After wandering down a very thin corridor, we saw a secret, boxed off area for Far Cry 2, which we skipped for the time being so that we could go and be disappointed by the Final Fantasy toys for sale. I love a good bit of merchandising, but this was more of a car boot sale operation than an actual attempt to sell cool things. You could literally buy one of about six FF figures, or some Halo stuff. That was it. Maybe they'd sold out of good trinkets by Sunday, but somehow I doubt they ever had anything of worth.
Eventually, we stumbled upon some actual videogames, only to come to the grim realization that there was nothing exclusive or interesting. Far from what was advertised, there was no Ninja Gaiden 2, there was no Prototype, no Force Unleashed. There was just row after row of console with games that had already been released. Why, exactly, did I end up playing Halo 3 with Wardrox? I've already PLAYED Halo 3 with Wardrox -- AT HOME WHERE I'M NOT SURROUNDED BY NERDS AND BASTARDS!
While I'm at it, I want to talk about the level of swag that was there as well. We can ignore the copy of Ice Age and the Spooks book and cut right to the Turok survival pack. Now, I haven't open my Turok survival pack. What to know why? It's because I know what's in there and I don't want to have to deal with it. There's stuff in there I wouldn't give to a dog, let alone use myself. It's a bag, essentially, full of army surplus crap. There is steak and peas in that bag ... all mushed up together ... at a videogame event. The header image for this post? That came out of a videogame-themed bag!
I never got my promised review copy of Turok, so I only played the demo. Even so, I can in no way believe that Turok, during the course of the game, even once opened a green foil bag of crap, munched on some cold steak mush and twirled a glowstick around his head -- THAT IS WHAT THE BAG WOULD LEAD YOU TO BELIEVE!
There was also a black stringy thing in there. We didn't know what it was. Wardrox tried eating it. It was not nice ... or edible.
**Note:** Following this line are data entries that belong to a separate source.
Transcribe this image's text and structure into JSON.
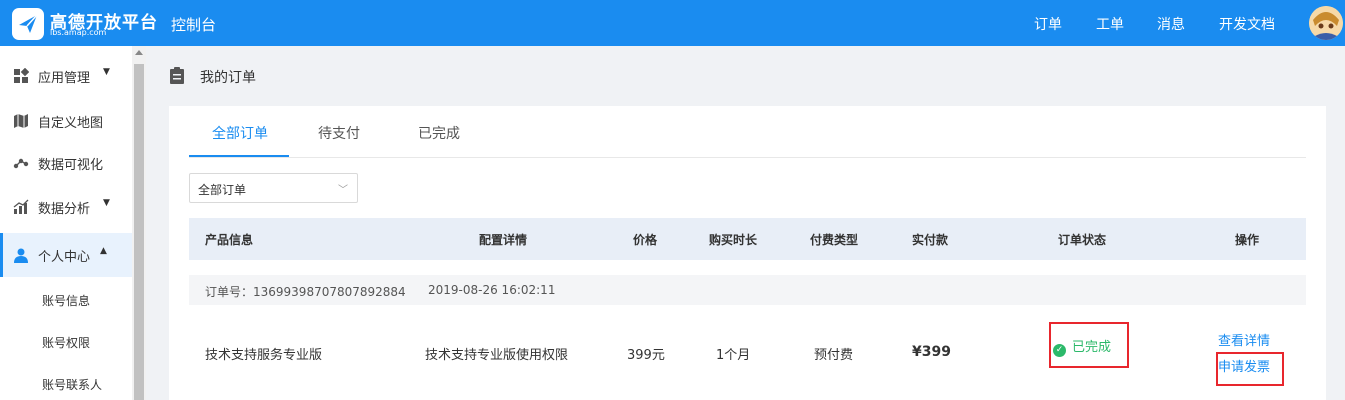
{
  "header": {
    "logo_name": "高德开放平台",
    "logo_sub": "lbs.amap.com",
    "console": "控制台",
    "nav": [
      "订单",
      "工单",
      "消息",
      "开发文档"
    ],
    "accent": "#1a8cf0"
  },
  "sidebar": {
    "items": [
      {
        "label": "应用管理",
        "icon": "apps-icon",
        "arrow": "▼"
      },
      {
        "label": "自定义地图",
        "icon": "map-icon"
      },
      {
        "label": "数据可视化",
        "icon": "visualization-icon"
      },
      {
        "label": "数据分析",
        "icon": "analytics-icon",
        "arrow": "▼"
      },
      {
        "label": "个人中心",
        "icon": "user-icon",
        "arrow": "▲"
      }
    ],
    "subitems": [
      "账号信息",
      "账号权限",
      "账号联系人"
    ]
  },
  "page": {
    "title": "我的订单"
  },
  "tabs": [
    "全部订单",
    "待支付",
    "已完成"
  ],
  "filter": {
    "selected": "全部订单"
  },
  "table": {
    "columns": [
      "产品信息",
      "配置详情",
      "价格",
      "购买时长",
      "付费类型",
      "实付款",
      "订单状态",
      "操作"
    ],
    "order": {
      "order_no": "订单号：13699398707807892884",
      "time": "2019-08-26 16:02:11",
      "product": "技术支持服务专业版",
      "config": "技术支持专业版使用权限",
      "price": "399元",
      "duration": "1个月",
      "pay_type": "预付费",
      "paid": "¥399",
      "status": "已完成",
      "status_color": "#2cb96a",
      "actions": [
        "查看详情",
        "申请发票"
      ]
    }
  }
}
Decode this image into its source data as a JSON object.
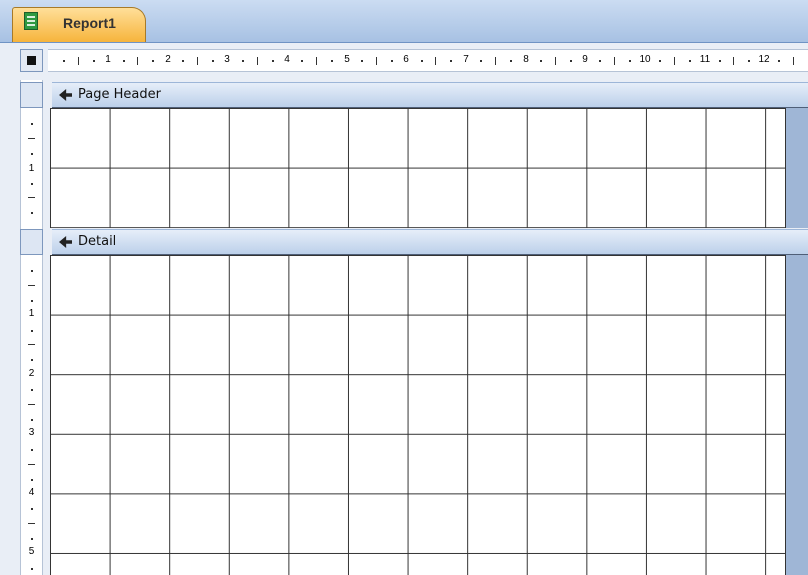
{
  "document_tab": {
    "title": "Report1",
    "icon": "report-icon"
  },
  "ruler_corner": {
    "icon": "select-report-icon"
  },
  "horizontal_ruler": {
    "labels": [
      "1",
      "2",
      "3",
      "4",
      "5",
      "6",
      "7",
      "8",
      "9",
      "10",
      "11",
      "12"
    ]
  },
  "vertical_ruler": {
    "labels": [
      "1",
      "1",
      "2",
      "3",
      "4",
      "5"
    ]
  },
  "sections": [
    {
      "label": "Page Header",
      "icon": "section-arrow-icon"
    },
    {
      "label": "Detail",
      "icon": "section-arrow-icon"
    }
  ]
}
Entering the main room of the event was the point at which the grim reality of the day dawned upon us. This is where the stuff Play had promoted was going on, and we felt betrayed. Play.com promised we could "see and play" games that included Ninja Gaiden 2, Prototype, Force Unleashed, LittleBigPlanet, and many other things. I saw nothing that I wouldn't see by hitting up Game Trailers. Prototype? Just a trailer on a high screen. Ghostbusters? Just a trailer on a high screen. Force Unleashed? Just a poster -- A POSTER!
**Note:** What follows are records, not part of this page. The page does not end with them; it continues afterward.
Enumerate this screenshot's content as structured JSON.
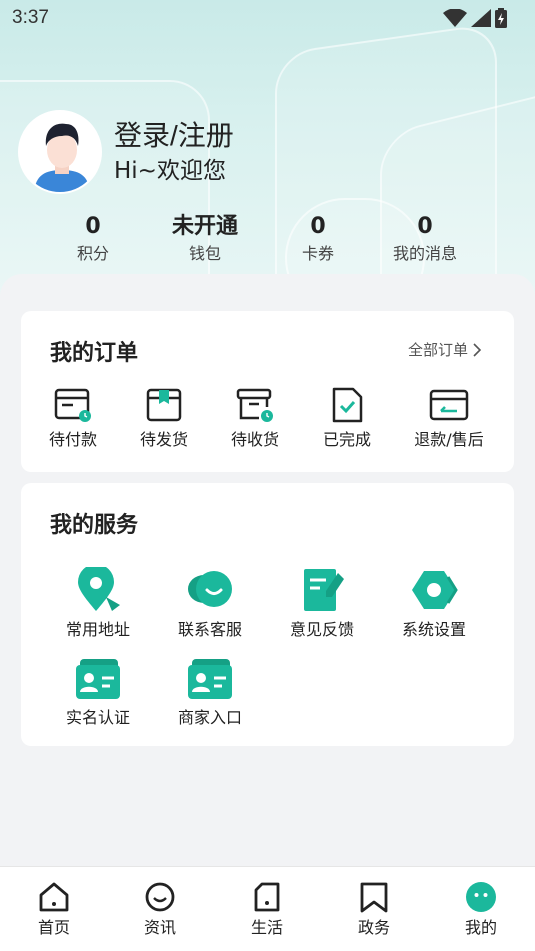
{
  "status_bar": {
    "time": "3:37"
  },
  "profile": {
    "login_label": "登录/注册",
    "welcome": "Hi~欢迎您"
  },
  "stats": [
    {
      "value": "0",
      "label": "积分"
    },
    {
      "value": "未开通",
      "label": "钱包"
    },
    {
      "value": "0",
      "label": "卡券"
    },
    {
      "value": "0",
      "label": "我的消息"
    }
  ],
  "orders": {
    "title": "我的订单",
    "all_label": "全部订单",
    "items": [
      {
        "label": "待付款",
        "icon": "wallet-clock-icon"
      },
      {
        "label": "待发货",
        "icon": "box-bookmark-icon"
      },
      {
        "label": "待收货",
        "icon": "box-clock-icon"
      },
      {
        "label": "已完成",
        "icon": "document-check-icon"
      },
      {
        "label": "退款/售后",
        "icon": "refund-card-icon"
      }
    ]
  },
  "services": {
    "title": "我的服务",
    "items": [
      {
        "label": "常用地址",
        "icon": "location-pin-icon"
      },
      {
        "label": "联系客服",
        "icon": "chat-smile-icon"
      },
      {
        "label": "意见反馈",
        "icon": "feedback-edit-icon"
      },
      {
        "label": "系统设置",
        "icon": "settings-hexagon-icon"
      },
      {
        "label": "实名认证",
        "icon": "id-card-icon"
      },
      {
        "label": "商家入口",
        "icon": "merchant-card-icon"
      }
    ]
  },
  "tabbar": [
    {
      "label": "首页",
      "icon": "home-icon",
      "active": false
    },
    {
      "label": "资讯",
      "icon": "news-icon",
      "active": false
    },
    {
      "label": "生活",
      "icon": "life-icon",
      "active": false
    },
    {
      "label": "政务",
      "icon": "government-icon",
      "active": false
    },
    {
      "label": "我的",
      "icon": "profile-face-icon",
      "active": true
    }
  ],
  "colors": {
    "accent": "#1bb89c",
    "header_bg": "#d3eeec",
    "text": "#222222"
  }
}
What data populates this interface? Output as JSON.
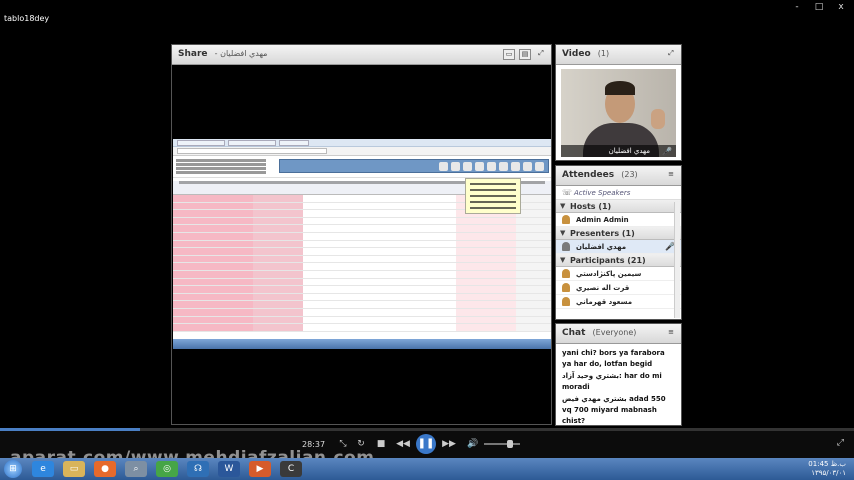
{
  "window": {
    "title": "tablo18dey",
    "minimize": "-",
    "maximize": "□",
    "close": "x"
  },
  "share": {
    "title": "Share",
    "presenter": "- مهدي افضليان"
  },
  "video": {
    "title": "Video",
    "count": "(1)",
    "name_label": "مهدي افضليان"
  },
  "attendees": {
    "title": "Attendees",
    "count": "(23)",
    "active_speakers": "Active Speakers",
    "hosts_label": "Hosts (1)",
    "host_name": "Admin Admin",
    "presenters_label": "Presenters (1)",
    "presenter_name": "مهدي افضليان",
    "participants_label": "Participants (21)",
    "participants": [
      "سيمين پاكنژادستي",
      "قرت اله نصيري",
      "مسعود قهرماني"
    ]
  },
  "chat": {
    "title": "Chat",
    "scope": "(Everyone)",
    "messages": [
      "yani chi? bors ya farabora ya har do, lotfan begid",
      "بشتري وحيد آزاد: har do mi moradi",
      "بشتري مهدي فيض adad 550 vq 700 miyard mabnash chist?"
    ]
  },
  "player": {
    "time": "28:37",
    "progress": 0.164,
    "volume": 0.72
  },
  "watermark": "aparat.com/www.mehdiafzalian.com",
  "taskbar": {
    "time": "01:45 ب.ظ",
    "date": "۱۳۹۵/۰۳/۰۱"
  },
  "icons": {
    "window": [
      "minimize-icon",
      "maximize-icon",
      "close-icon"
    ],
    "player": [
      "expand-icon",
      "refresh-icon",
      "stop-icon",
      "rewind-icon",
      "pause-icon",
      "forward-icon",
      "volume-icon",
      "fullscreen-icon"
    ]
  }
}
The only noteworthy things on offer were Sega Superstars Tennis and Haze, and frankly, I wasn't about to endure the emo warblings of the floppy haired band that was performing in order to wait the possible half hour to get onto the one or two units playing them.
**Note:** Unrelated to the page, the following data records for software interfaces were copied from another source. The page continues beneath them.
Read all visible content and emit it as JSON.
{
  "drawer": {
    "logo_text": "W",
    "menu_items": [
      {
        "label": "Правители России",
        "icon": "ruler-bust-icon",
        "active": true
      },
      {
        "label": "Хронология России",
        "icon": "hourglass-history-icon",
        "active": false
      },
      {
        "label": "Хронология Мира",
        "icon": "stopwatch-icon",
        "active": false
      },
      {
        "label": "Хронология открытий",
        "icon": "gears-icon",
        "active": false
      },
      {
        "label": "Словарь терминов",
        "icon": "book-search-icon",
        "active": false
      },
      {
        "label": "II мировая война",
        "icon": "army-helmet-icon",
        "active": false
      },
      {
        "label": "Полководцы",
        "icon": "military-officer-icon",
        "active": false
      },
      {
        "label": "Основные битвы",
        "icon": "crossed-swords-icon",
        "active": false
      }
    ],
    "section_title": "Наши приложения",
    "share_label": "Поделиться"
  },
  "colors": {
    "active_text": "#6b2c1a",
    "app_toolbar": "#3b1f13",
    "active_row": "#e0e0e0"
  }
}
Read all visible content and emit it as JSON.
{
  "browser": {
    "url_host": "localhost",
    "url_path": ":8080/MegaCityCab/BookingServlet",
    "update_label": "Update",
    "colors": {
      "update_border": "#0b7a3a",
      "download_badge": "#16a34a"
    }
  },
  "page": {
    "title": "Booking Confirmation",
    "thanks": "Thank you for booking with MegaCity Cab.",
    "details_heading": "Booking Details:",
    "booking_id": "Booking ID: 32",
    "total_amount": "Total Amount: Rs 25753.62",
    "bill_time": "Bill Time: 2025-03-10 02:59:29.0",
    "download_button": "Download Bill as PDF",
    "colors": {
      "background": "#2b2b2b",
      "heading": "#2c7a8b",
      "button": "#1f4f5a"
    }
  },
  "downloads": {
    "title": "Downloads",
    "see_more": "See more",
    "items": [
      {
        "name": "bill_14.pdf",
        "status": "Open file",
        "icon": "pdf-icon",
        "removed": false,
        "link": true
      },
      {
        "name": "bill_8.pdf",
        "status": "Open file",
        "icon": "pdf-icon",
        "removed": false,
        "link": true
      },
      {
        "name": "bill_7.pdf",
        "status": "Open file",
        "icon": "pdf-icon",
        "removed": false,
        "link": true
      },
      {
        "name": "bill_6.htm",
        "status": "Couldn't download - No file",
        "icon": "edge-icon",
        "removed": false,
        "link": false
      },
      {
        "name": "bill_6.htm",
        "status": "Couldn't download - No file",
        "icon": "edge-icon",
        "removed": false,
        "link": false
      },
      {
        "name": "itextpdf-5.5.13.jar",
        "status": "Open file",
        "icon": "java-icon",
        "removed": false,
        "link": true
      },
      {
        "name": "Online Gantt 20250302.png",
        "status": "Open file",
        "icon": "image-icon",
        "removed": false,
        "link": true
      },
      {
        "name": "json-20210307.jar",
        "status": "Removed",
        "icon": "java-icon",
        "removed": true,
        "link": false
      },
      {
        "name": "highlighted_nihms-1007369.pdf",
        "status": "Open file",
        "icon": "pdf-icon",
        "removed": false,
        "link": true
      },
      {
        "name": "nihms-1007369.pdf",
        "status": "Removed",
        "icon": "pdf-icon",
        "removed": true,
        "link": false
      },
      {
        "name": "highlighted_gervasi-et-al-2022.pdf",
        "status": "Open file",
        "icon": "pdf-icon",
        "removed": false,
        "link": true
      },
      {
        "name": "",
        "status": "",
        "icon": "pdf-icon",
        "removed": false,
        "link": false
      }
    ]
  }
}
To the event's credit, there was at least a pretty cool Far Cry 2 walkthrough with the development team. At least, it would have been cool, except for the fact that the screen flickered halfway through and they had to reset the PC. The game's designer said we could sit and wait until they get it sorted out, before the producer came out and corrected him by basically stating "Actually, can you go? We have 200 more people waiting." Nice. Very nice indeed. We did get a little bit of news though, so I can claim I worked a tiny amount.
That was pretty much the last straw for a number of us. Some community members stayed on to represent Destructoid in Rock Band, but the rest of us limped home -- cold, bitter and cursing the UK games industry.
All in all, an absolute wash-out and the final nail in the coffin for me when it comes to these rather pathetic attempts at putting on a games show in Britain. It never works. Nobody cares enough to put in the effort and no amount of C-list celebrities will brighten the day. The best we have is the London Expo of a year and even that's not very good. That's the last time I go to London for one of these things. Next time, I'm staying home -- where I can play the exact same games in comfort, rather than give myself foot blisters and spend hours on sweaty underground trains for the privelage.
Just ... God damn you, UK games industry. Damn you.
Ar Nosurge: Ode to an Unborn Star is coming to Europe, but US release uncertain
5:00 PM on 06.25.2014